● Required work: Could you copy every line in the listing below that has the word "Wirote"?

··· Dataset

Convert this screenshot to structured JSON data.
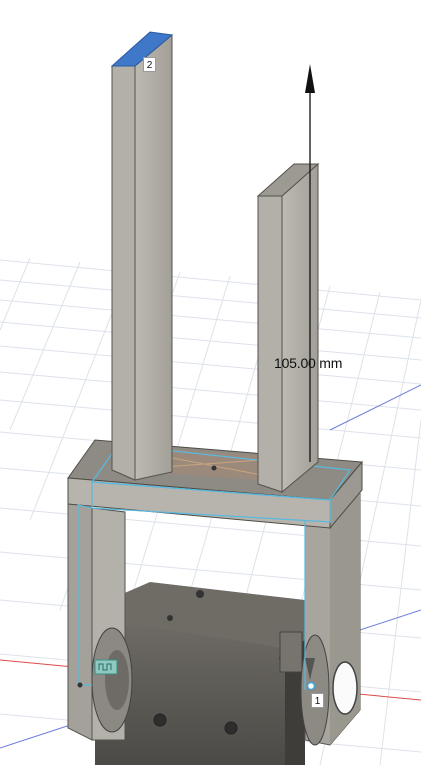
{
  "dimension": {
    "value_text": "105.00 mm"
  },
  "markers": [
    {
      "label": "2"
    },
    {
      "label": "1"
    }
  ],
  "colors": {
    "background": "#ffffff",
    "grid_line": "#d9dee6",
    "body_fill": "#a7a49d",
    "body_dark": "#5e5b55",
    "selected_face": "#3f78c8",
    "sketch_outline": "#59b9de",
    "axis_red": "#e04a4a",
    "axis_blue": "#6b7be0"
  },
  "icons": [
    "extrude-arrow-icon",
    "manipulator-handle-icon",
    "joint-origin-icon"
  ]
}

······
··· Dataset

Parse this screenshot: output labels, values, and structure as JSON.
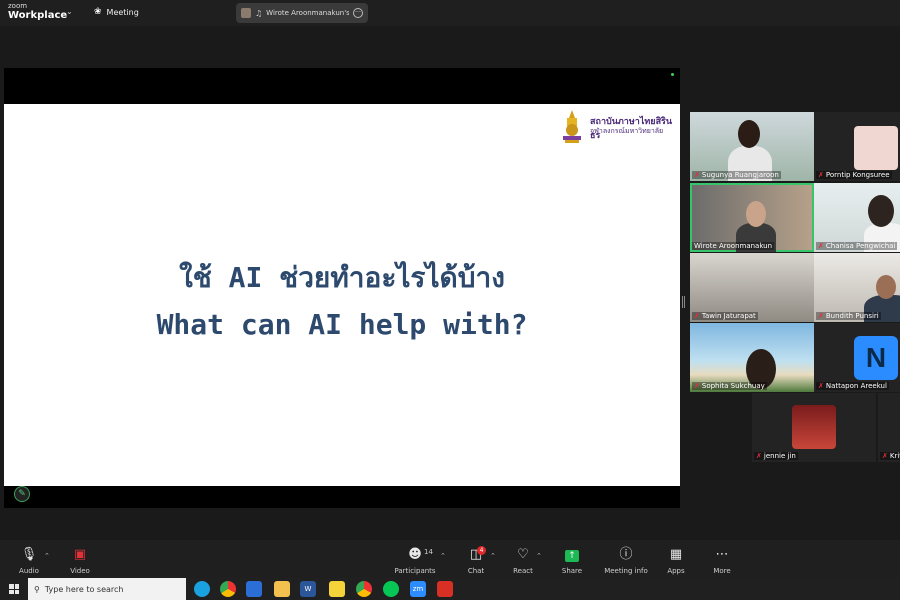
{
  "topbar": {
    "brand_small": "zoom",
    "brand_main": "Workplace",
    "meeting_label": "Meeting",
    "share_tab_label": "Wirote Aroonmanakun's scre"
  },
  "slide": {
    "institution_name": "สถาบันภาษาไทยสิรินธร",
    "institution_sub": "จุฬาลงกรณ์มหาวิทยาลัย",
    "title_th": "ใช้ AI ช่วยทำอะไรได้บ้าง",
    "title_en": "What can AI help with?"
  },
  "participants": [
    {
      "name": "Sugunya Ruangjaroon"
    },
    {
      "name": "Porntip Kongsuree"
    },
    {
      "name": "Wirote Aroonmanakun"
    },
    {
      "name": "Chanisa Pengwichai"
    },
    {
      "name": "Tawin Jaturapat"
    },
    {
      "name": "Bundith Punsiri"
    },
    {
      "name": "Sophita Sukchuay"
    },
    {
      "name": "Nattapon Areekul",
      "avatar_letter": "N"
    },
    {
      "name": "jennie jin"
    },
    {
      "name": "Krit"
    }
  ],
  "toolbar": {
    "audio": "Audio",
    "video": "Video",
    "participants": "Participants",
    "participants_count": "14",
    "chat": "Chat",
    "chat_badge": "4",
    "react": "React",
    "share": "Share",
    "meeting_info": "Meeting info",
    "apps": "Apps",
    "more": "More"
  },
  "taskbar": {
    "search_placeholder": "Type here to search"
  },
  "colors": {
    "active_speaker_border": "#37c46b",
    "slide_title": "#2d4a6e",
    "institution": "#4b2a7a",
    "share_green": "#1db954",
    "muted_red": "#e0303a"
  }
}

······

● Problem solution:
    "share_tab_label": "Wirote Aroonmanakun's scre"
      "name": "Wirote Aroonmanakun"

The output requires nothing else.